Big conference games rarely hit prime time. The 2006 matchup between No. 1 Ohio State and No. 2 Michigan, the crown jewel of the rivalry, was at the 3:30 p.m. Night games can be special, but not when Ohio State beats Toledo 77-21 or Michigan beats Hawaii 56-10. Those were night games last season, by the way.

Ohio State played its first home night game in 1985. Since then, they have played only 26 night games. The Buckeyes have played just 10 home night games against Big Ten opponents.

Michigan played its first home night game in 2011. The Wolverines have played 13 home night games, including seven against Big Ten opponents. Last year’s prime-time matchup against Michigan State ended with an ugly altercation in the Michigan Stadium tunnel.

Add that up, and that’s a total of 40 home night games between the two heavyweights in the conferences.
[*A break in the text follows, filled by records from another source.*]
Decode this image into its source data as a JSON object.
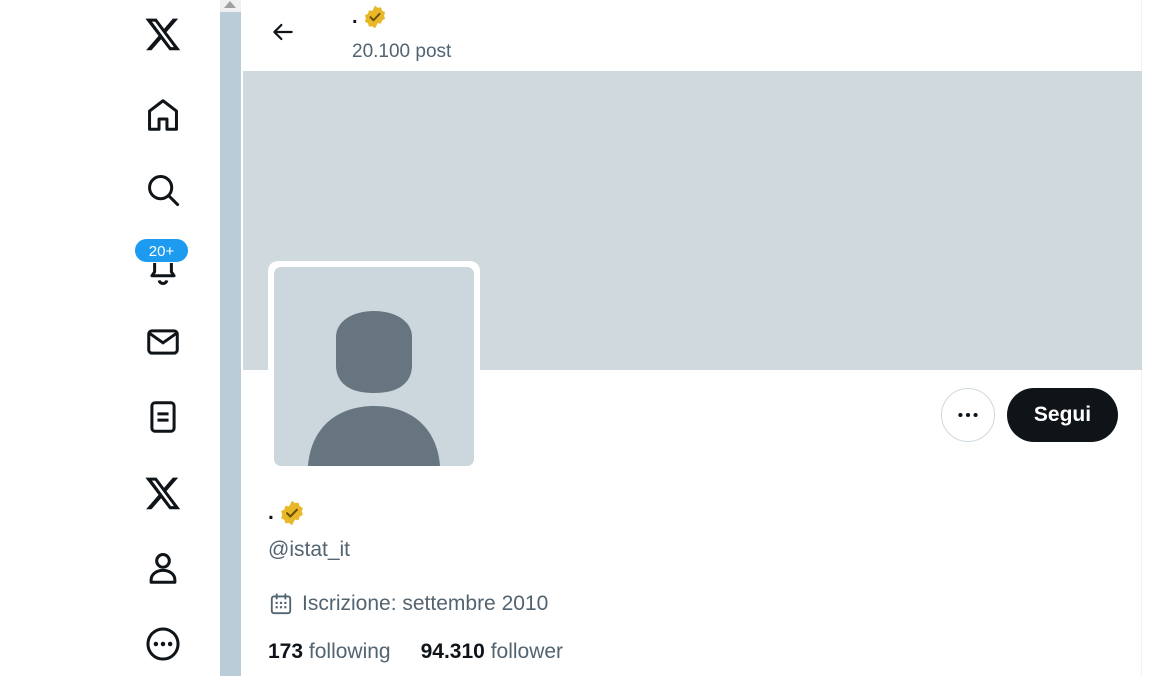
{
  "nav": {
    "notifications_badge": "20+"
  },
  "header": {
    "display_name": ".",
    "post_count": "20.100 post"
  },
  "profile": {
    "display_name": ".",
    "handle": "@istat_it",
    "joined": "Iscrizione: settembre 2010",
    "following_count": "173",
    "following_label": "following",
    "followers_count": "94.310",
    "followers_label": "follower"
  },
  "actions": {
    "follow_label": "Segui"
  },
  "colors": {
    "accent": "#1d9bf0",
    "banner": "#cfd9de",
    "verified_gold": "#e8b829",
    "text_secondary": "#536471"
  },
  "icons": [
    "x-logo-icon",
    "home-icon",
    "search-icon",
    "bell-icon",
    "mail-icon",
    "lists-icon",
    "premium-x-icon",
    "profile-icon",
    "more-circle-icon",
    "back-arrow-icon",
    "verified-badge-icon",
    "calendar-icon",
    "more-dots-icon"
  ]
}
It is to see why there is resistance.

Then there’s Penn State, which has done an annual “White Out” show every season. Is he really a “target away” if he has two or three prime-time home games each year? That is a gray area. The same goes for Iowa and Kinnick Stadium and Wisconsin and Camp Randall Stadium.

Why the reservations on November? The potential for inclement weather is only part of the answer. By November, the Buckeyes and Wolverines are gearing their season toward The Game, which is almost always played, and always should be played, in the noon window. The Black Friday showdown between Iowa and Nebraska has been a success, and perhaps the Michigan State vs. Penn State rivalry can become a Black Friday Night tradition that serves as the right appetizer for The Game.

MORE: Ranking the Big Ten QB situations heading into the fall

Should Big Ten fans get excited about the idea? They were left with no choice when the conference added USC and UCLA, which are two to three hours away depending on the time zone. When the Trojans and Bruins travel across the country to play the heavyweights and vice versa, those games will be in prime time.

NBC’s primetime package will generate more revenue and higher ratings when completed. Noah Eagle, Todd Blackledge, a former Penn State quarterback, and Kathryn Tappen are a top-tier team. Joshua Perry, a former Ohio State linebacker and one of broadcasting’s rising stars, is also part of the coverage. Early season non-conference prime time games in 2023 between Penn State and West Virginia and Ohio State and Notre Dame will be Big Ten wins.

Will that touch the soul of a region of a country that is set in its ways when it comes to when, where and how it likes its Big Ten football? It’s too late for that conversation. The “change of horses” is in progress, and those November night games will be part of the Big Ten experience from now on.

Those special occasions are now obligations. There is no difference now.